PROBLEM STATEMENT: In your copy, include every line of the records exactly and no picture at all.

Component data from apps and pages:
***

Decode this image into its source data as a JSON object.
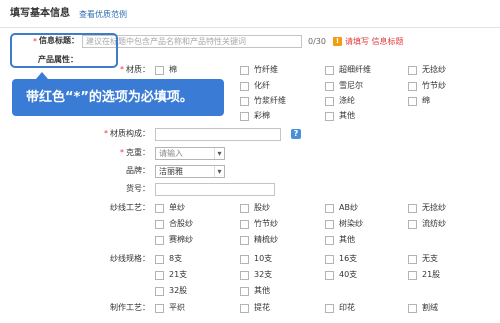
{
  "header": {
    "title": "填写基本信息",
    "example_link": "查看优质范例"
  },
  "title_field": {
    "required_mark": "*",
    "label": "信息标题：",
    "value": "",
    "placeholder": "建议在标题中包含产品名称和产品特性关键词",
    "counter": "0/30",
    "error_text": "请填写 信息标题"
  },
  "attributes_heading": "产品属性：",
  "tooltip": {
    "text": "带红色“*”的选项为必填项。"
  },
  "material": {
    "required_mark": "*",
    "label": "材质：",
    "rows": [
      [
        "棉",
        "竹纤维",
        "超细纤维",
        "无捻纱"
      ],
      [
        null,
        "化纤",
        "雪尼尔",
        "竹节纱"
      ],
      [
        null,
        "竹浆纤维",
        "涤纶",
        "绵"
      ],
      [
        null,
        "彩棉",
        "其他"
      ]
    ]
  },
  "composition": {
    "required_mark": "*",
    "label": "材质构成：",
    "value": ""
  },
  "weight": {
    "required_mark": "*",
    "label": "克重：",
    "selected": "请输入"
  },
  "brand": {
    "label": "品牌：",
    "selected": "洁丽雅"
  },
  "item_number": {
    "label": "货号：",
    "value": ""
  },
  "yarn_process": {
    "label": "纱线工艺：",
    "rows": [
      [
        "单纱",
        "股纱",
        "AB纱",
        "无捻纱"
      ],
      [
        "合股纱",
        "竹节纱",
        "树染纱",
        "流纺纱"
      ],
      [
        "赛棉纱",
        "精梳纱",
        "其他"
      ]
    ]
  },
  "yarn_count": {
    "label": "纱线规格：",
    "rows": [
      [
        "8支",
        "10支",
        "16支",
        "无支"
      ],
      [
        "21支",
        "32支",
        "40支",
        "21股"
      ],
      [
        "32股",
        "其他"
      ]
    ]
  },
  "craft": {
    "label": "制作工艺：",
    "rows": [
      [
        "平织",
        "提花",
        "印花",
        "割绒"
      ]
    ]
  },
  "icons": {
    "warning": {
      "name": "warning-icon",
      "glyph": "!"
    },
    "help": {
      "name": "help-icon",
      "glyph": "?"
    },
    "dropdown": {
      "name": "chevron-down-icon",
      "glyph": "▾"
    }
  },
  "colors": {
    "required": "#e4393c",
    "link": "#2b6cb0",
    "highlight": "#3d7ccc",
    "tooltip_bg": "#3a7bd5",
    "warning": "#f39c12",
    "help": "#4a90d9"
  }
}
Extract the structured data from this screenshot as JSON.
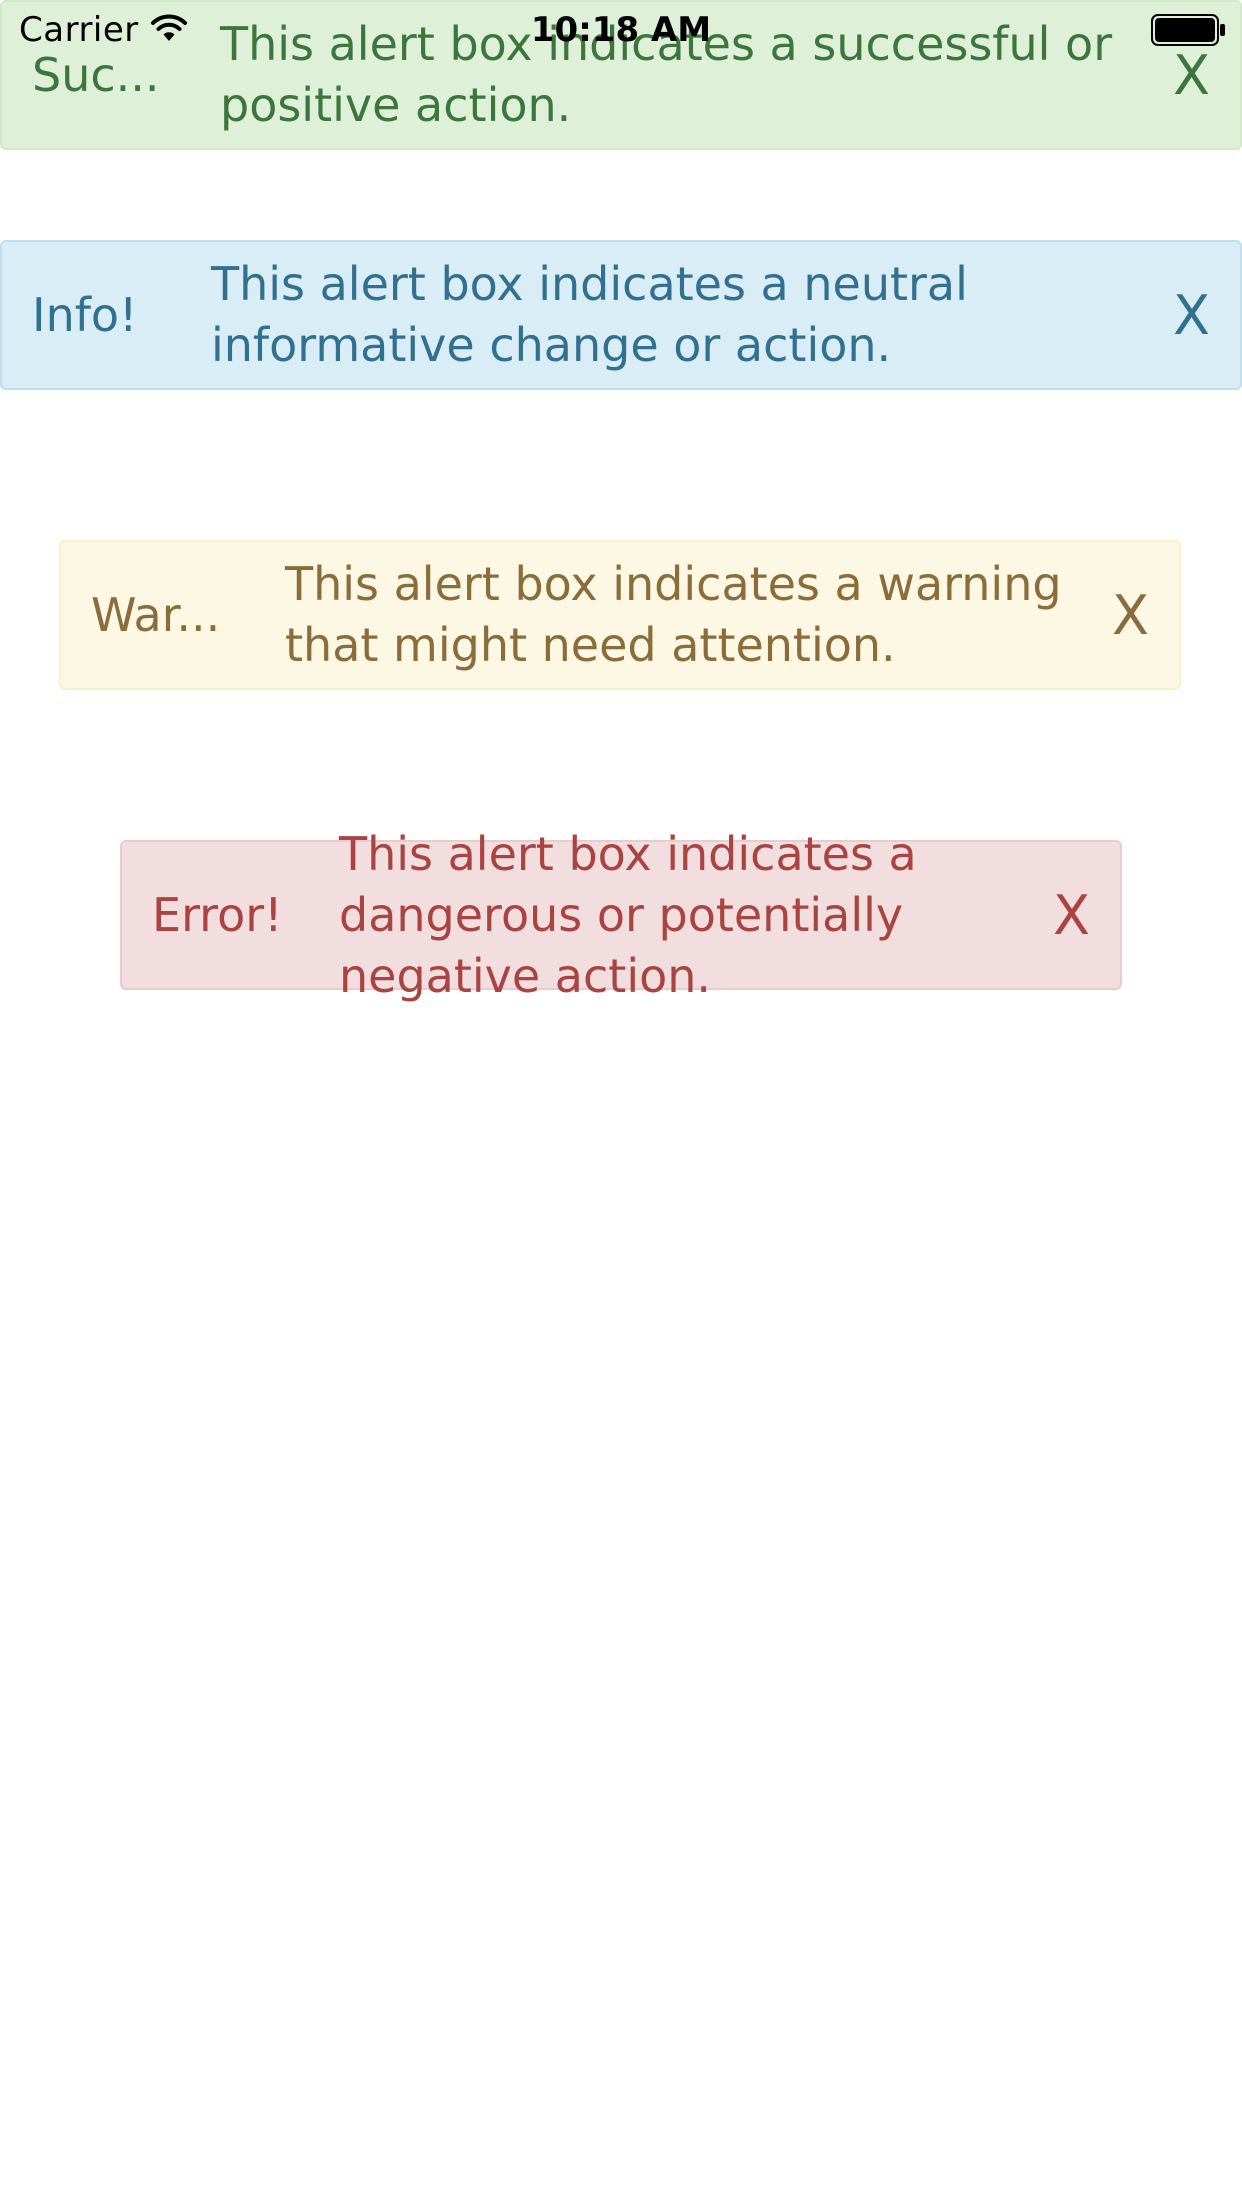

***

ANSWER TO THE EXERCISE:
Decode this image into its source data as a JSON object.
{
  "header": {
    "title": "填写基本信息",
    "example_link": "查看优质范例"
  },
  "title_field": {
    "required_mark": "*",
    "label": "信息标题：",
    "value": "",
    "placeholder": "建议在标题中包含产品名称和产品特性关键词",
    "counter": "0/30",
    "error_text": "请填写 信息标题"
  },
  "attributes_heading": "产品属性：",
  "tooltip": {
    "text": "带红色“*”的选项为必填项。"
  },
  "material": {
    "required_mark": "*",
    "label": "材质：",
    "rows": [
      [
        "棉",
        "竹纤维",
        "超细纤维",
        "无捻纱"
      ],
      [
        null,
        "化纤",
        "雪尼尔",
        "竹节纱"
      ],
      [
        null,
        "竹浆纤维",
        "涤纶",
        "绵"
      ],
      [
        null,
        "彩棉",
        "其他"
      ]
    ]
  },
  "composition": {
    "required_mark": "*",
    "label": "材质构成：",
    "value": ""
  },
  "weight": {
    "required_mark": "*",
    "label": "克重：",
    "selected": "请输入"
  },
  "brand": {
    "label": "品牌：",
    "selected": "洁丽雅"
  },
  "item_number": {
    "label": "货号：",
    "value": ""
  },
  "yarn_process": {
    "label": "纱线工艺：",
    "rows": [
      [
        "单纱",
        "股纱",
        "AB纱",
        "无捻纱"
      ],
      [
        "合股纱",
        "竹节纱",
        "树染纱",
        "流纺纱"
      ],
      [
        "赛棉纱",
        "精梳纱",
        "其他"
      ]
    ]
  },
  "yarn_count": {
    "label": "纱线规格：",
    "rows": [
      [
        "8支",
        "10支",
        "16支",
        "无支"
      ],
      [
        "21支",
        "32支",
        "40支",
        "21股"
      ],
      [
        "32股",
        "其他"
      ]
    ]
  },
  "craft": {
    "label": "制作工艺：",
    "rows": [
      [
        "平织",
        "提花",
        "印花",
        "割绒"
      ]
    ]
  },
  "icons": {
    "warning": {
      "name": "warning-icon",
      "glyph": "!"
    },
    "help": {
      "name": "help-icon",
      "glyph": "?"
    },
    "dropdown": {
      "name": "chevron-down-icon",
      "glyph": "▾"
    }
  },
  "colors": {
    "required": "#e4393c",
    "link": "#2b6cb0",
    "highlight": "#3d7ccc",
    "tooltip_bg": "#3a7bd5",
    "warning": "#f39c12",
    "help": "#4a90d9"
  }
}
Extract the structured data from this screenshot as JSON.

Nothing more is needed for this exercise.